About 90 percent of houses in California now have a smart meter, according to Tongue.
“Smart meter data belongs to the users,” said Tongue. “We give people a new way to use it to reduce their energy footprint.”
In a recent study by research firm Forrester, the top reason U.S. smartphone owners opt in to push notification is to be alerted to timely information.
“When an app does this successfully, we found that it changes consumer behavior,” wrote Nicole Dvorak, a data scientist at Forrester, in a January blog post.
Tongue said that of the thousands of OhmConnect users, many are expressing they want more alerts and more opportunities to participate.
“We find that when people receive the alert, they act fast, so we’re figuring out the right ways to increase the number of opportunities for people to participate,” he said.
His team is also exploring game theories to keep people engaged and active. One idea pools a group of participants’ points and a randomly selected participant collects all of the points for a particular week.
Tongue said that some people have even expressed that they should have points taken away for those times when they didn’t reduce energy use during OhmHours. However, OhmConnect tries to keep the experience as positive as possible.
The goal is to get more people involved, which is increasing OhmConnect’s overall impact.
“Today we can save 100s of kilowatts on a daily basis,” said Tongue.
CEO Duesterberg told Green Tech Media recently that he’d like OhmConnect to save megawatts of energy in a day.
According to Tongue, if half of California’s population signed up for OhmConnect, the service could help people save hundreds of gigawatt hours in a year, and save money in the process.
For anyone living outside of California, Tongue recommends asking state legislatures to create energy markets that permit third party participation because this allows residents to sell their reductions back to the grid. He said anyone can visit the OhmConnect site and request the company to support a specific utility in their area.
OhmConnect’s four employees are passionate about smart energy grids. In addition to understanding the energy exchange market, their software skills have turned their service into a hub for people who want to manage internet-connected thermostats and other so-called smart home devices, even electric vehicles.
“There are a lot of personal Internet of Things devices with different interfaces, but we want to help people put them on one interface that works like a universal remote,” said Tongue.
Once all of these items are linked, OhmConnect enables users to automate what happens every time an OhmHour alert arrives, allowing people to reduce energy consumption without lifting a finger.
“It’s immediate and people find it instantly gratifying,” said Tongue.
In fact, OhmConnect has been a bit of a trendspotter, according to Tongue.
“In the past few months, we’ve seen a big jump in the number of Fiat 500E and BMW i3 electric cars being added to OhmConnect,” he said.
Behind the scenes, OhmConnect handles hordes of digital information. The company collects smart grid data from each user every 15 minutes. It balances that data with what’s happening in the energy market and combines it with weather data and zip code information to find the right people to send OhmHour alerts.

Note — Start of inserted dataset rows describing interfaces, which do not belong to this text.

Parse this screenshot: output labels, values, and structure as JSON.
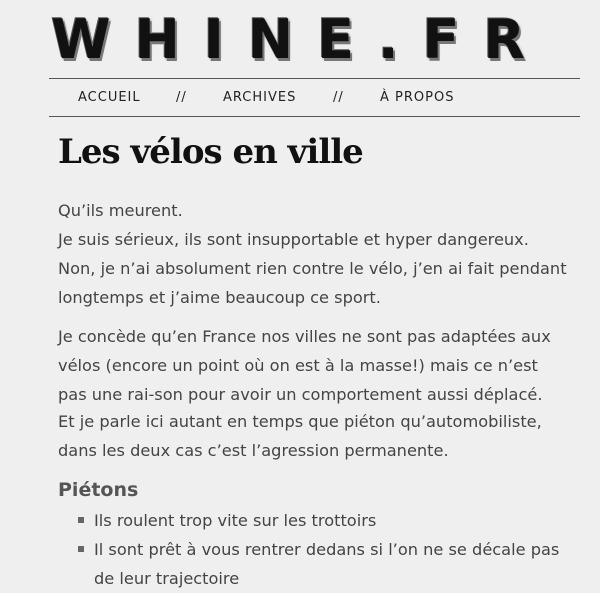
{
  "site": {
    "logo": "WHINE.FR"
  },
  "nav": {
    "items": [
      "ACCUEIL",
      "ARCHIVES",
      "À PROPOS"
    ],
    "separator": "//"
  },
  "article": {
    "title": "Les vélos en ville",
    "paragraphs": [
      "Qu’ils meurent.",
      "Je suis sérieux, ils sont insupportable et hyper dangereux. Non, je n’ai absolument rien contre le vélo, j’en ai fait pendant longtemps et j’aime beaucoup ce sport.",
      "Je concède qu’en France nos villes ne sont pas adaptées aux vélos (encore un point où on est à la masse!) mais ce n’est pas une rai-son pour avoir un comportement aussi déplacé.",
      "Et je parle ici autant en temps que piéton qu’automobiliste, dans les deux cas c’est l’agression permanente."
    ],
    "section_title": "Piétons",
    "list_items": [
      "Ils roulent trop vite sur les trottoirs",
      "Il sont prêt à vous rentrer dedans si l’on ne se décale pas de leur trajectoire"
    ]
  }
}
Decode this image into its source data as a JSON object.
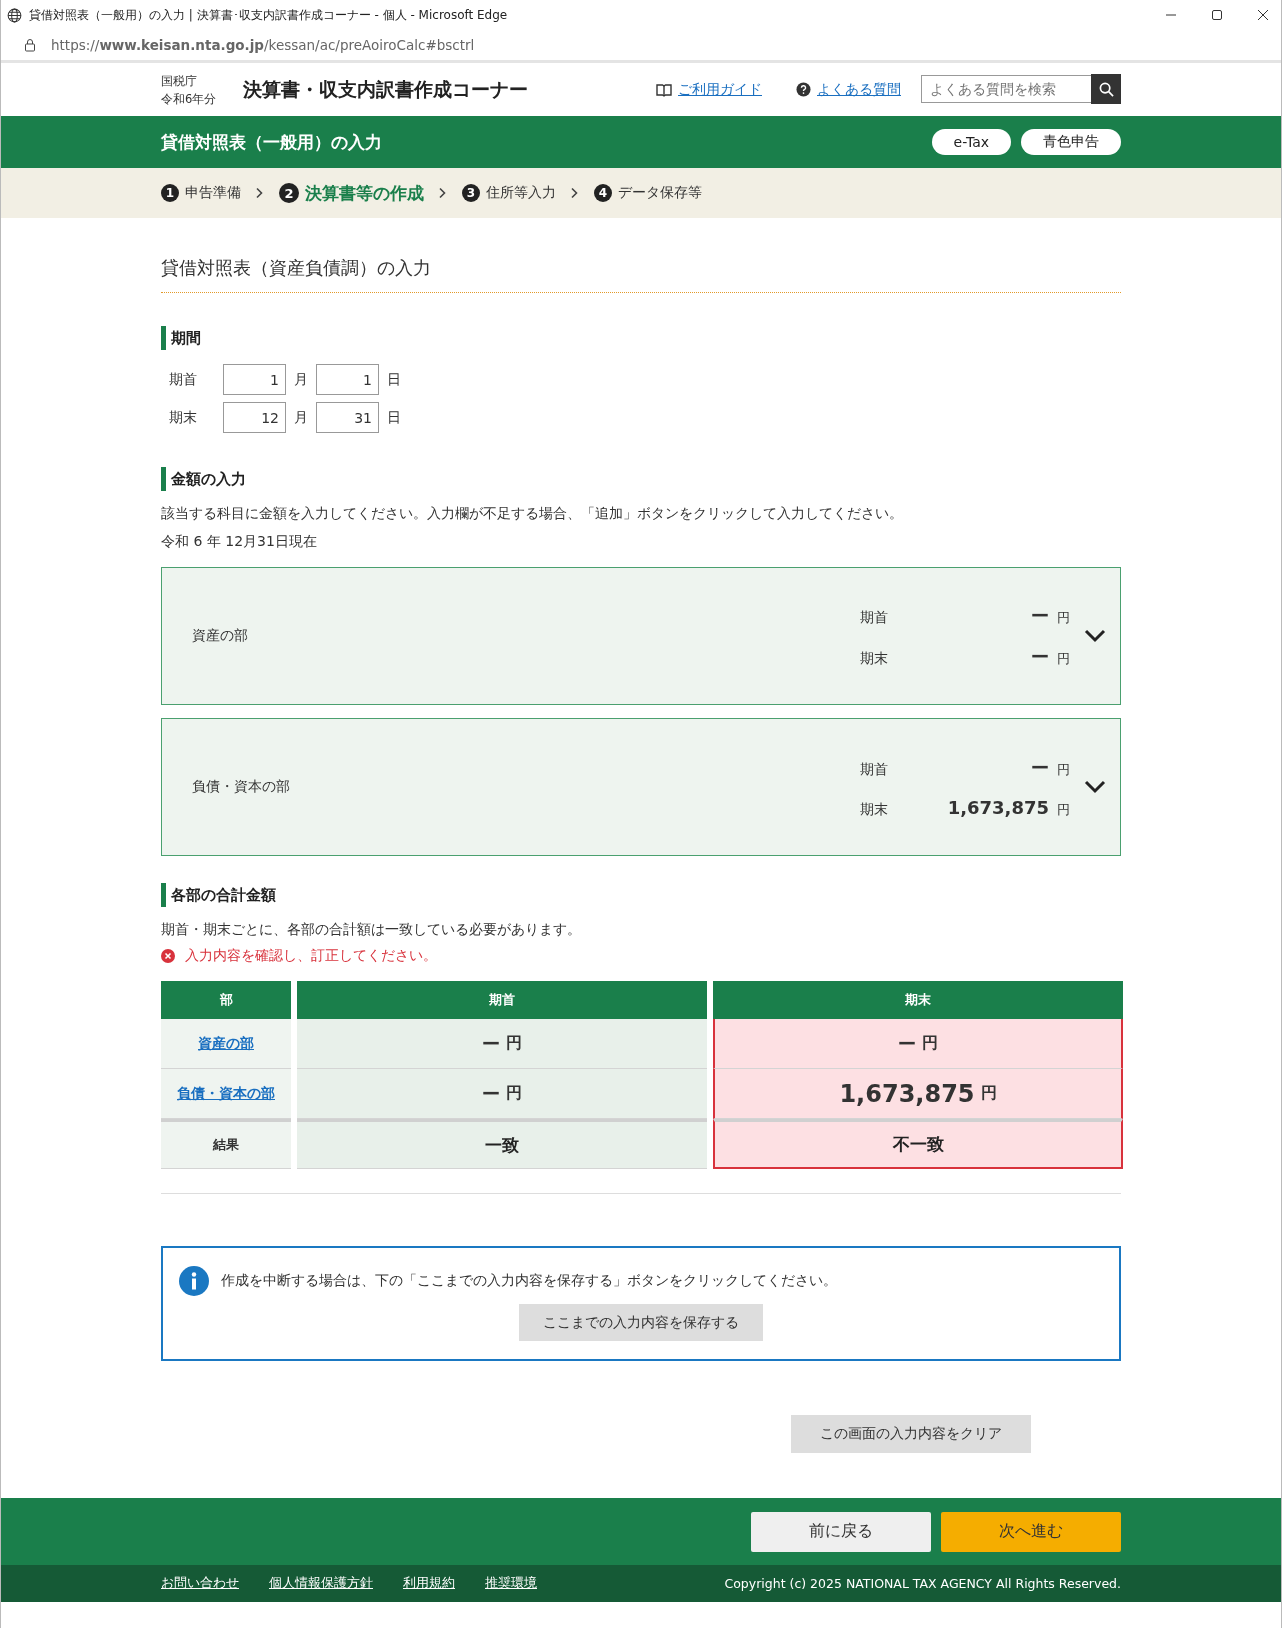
{
  "browser": {
    "title": "貸借対照表（一般用）の入力 | 決算書･収支内訳書作成コーナー - 個人 - Microsoft Edge",
    "url": "https://**www.keisan.nta.go.jp**/kessan/ac/preAoiroCalc#bsctrl"
  },
  "header": {
    "agency": "国税庁",
    "year": "令和6年分",
    "site_title": "決算書・収支内訳書作成コーナー",
    "links": [
      {
        "kind": "guide",
        "label": "ご利用ガイド"
      },
      {
        "kind": "faq",
        "label": "よくある質問"
      }
    ],
    "search": {
      "placeholder": "よくある質問を検索"
    }
  },
  "page_bar": {
    "title": "貸借対照表（一般用）の入力",
    "buttons": [
      "e-Tax",
      "青色申告"
    ]
  },
  "steps": [
    {
      "number": "1",
      "label": "申告準備",
      "selected": false
    },
    {
      "number": "2",
      "label": "決算書等の作成",
      "selected": true
    },
    {
      "number": "3",
      "label": "住所等入力",
      "selected": false
    },
    {
      "number": "4",
      "label": "データ保存等",
      "selected": false
    }
  ],
  "heading": "貸借対照表（資産負債調）の入力",
  "period": {
    "heading": "期間",
    "rows": [
      {
        "label": "期首",
        "month": "1",
        "month_unit": "月",
        "day": "1",
        "day_unit": "日"
      },
      {
        "label": "期末",
        "month": "12",
        "month_unit": "月",
        "day": "31",
        "day_unit": "日"
      }
    ]
  },
  "amounts": {
    "heading": "金額の入力",
    "note": "該当する科目に金額を入力してください。入力欄が不足する場合、「追加」ボタンをクリックして入力してください。",
    "as_of": "令和 6 年 12月31日現在",
    "panels": [
      {
        "title": "資産の部",
        "expanded": false,
        "rows": [
          {
            "label": "期首",
            "amount": "ー",
            "unit": "円"
          },
          {
            "label": "期末",
            "amount": "ー",
            "unit": "円"
          }
        ]
      },
      {
        "title": "負債・資本の部",
        "expanded": false,
        "rows": [
          {
            "label": "期首",
            "amount": "ー",
            "unit": "円"
          },
          {
            "label": "期末",
            "amount": "1,673,875",
            "unit": "円"
          }
        ]
      }
    ]
  },
  "totals": {
    "heading": "各部の合計金額",
    "note": "期首・期末ごとに、各部の合計額は一致している必要があります。",
    "error": "入力内容を確認し、訂正してください。",
    "columns": [
      {
        "label": "部"
      },
      {
        "label": "期首",
        "error": false
      },
      {
        "label": "期末",
        "error": true
      }
    ],
    "rows": [
      {
        "kind": "link",
        "cells": [
          {
            "text": "資産の部"
          },
          {
            "amount": "ー",
            "unit": "円"
          },
          {
            "amount": "ー",
            "unit": "円"
          }
        ]
      },
      {
        "kind": "link",
        "cells": [
          {
            "text": "負債・資本の部"
          },
          {
            "amount": "ー",
            "unit": "円"
          },
          {
            "amount": "1,673,875",
            "unit": "円"
          }
        ]
      },
      {
        "kind": "result",
        "cells": [
          {
            "text": "結果"
          },
          {
            "text": "一致"
          },
          {
            "text": "不一致"
          }
        ]
      }
    ]
  },
  "info": {
    "message": "作成を中断する場合は、下の「ここまでの入力内容を保存する」ボタンをクリックしてください。",
    "button": "ここまでの入力内容を保存する"
  },
  "clear_button": "この画面の入力内容をクリア",
  "nav": {
    "back": "前に戻る",
    "next": "次へ進む"
  },
  "footer": {
    "links": [
      "お問い合わせ",
      "個人情報保護方針",
      "利用規約",
      "推奨環境"
    ],
    "copyright": "Copyright (c) 2025 NATIONAL TAX AGENCY All Rights Reserved."
  }
}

“Currently, we process hundreds of gigabytes of data each day and that is growing steadily as the user base grows and more smart devices are connected to us,” said Tongue.
The OhmConnect site also provides data visualizations that show a house’s energy consumption, including a trickle detector called “vampire use”. The site offer tips such as enabling “sleep mode” on computers, unplugging gadgets when they’re done charging and using powerstrips to turn off whole entertainment systems.
To sign up, visit OhmConnect.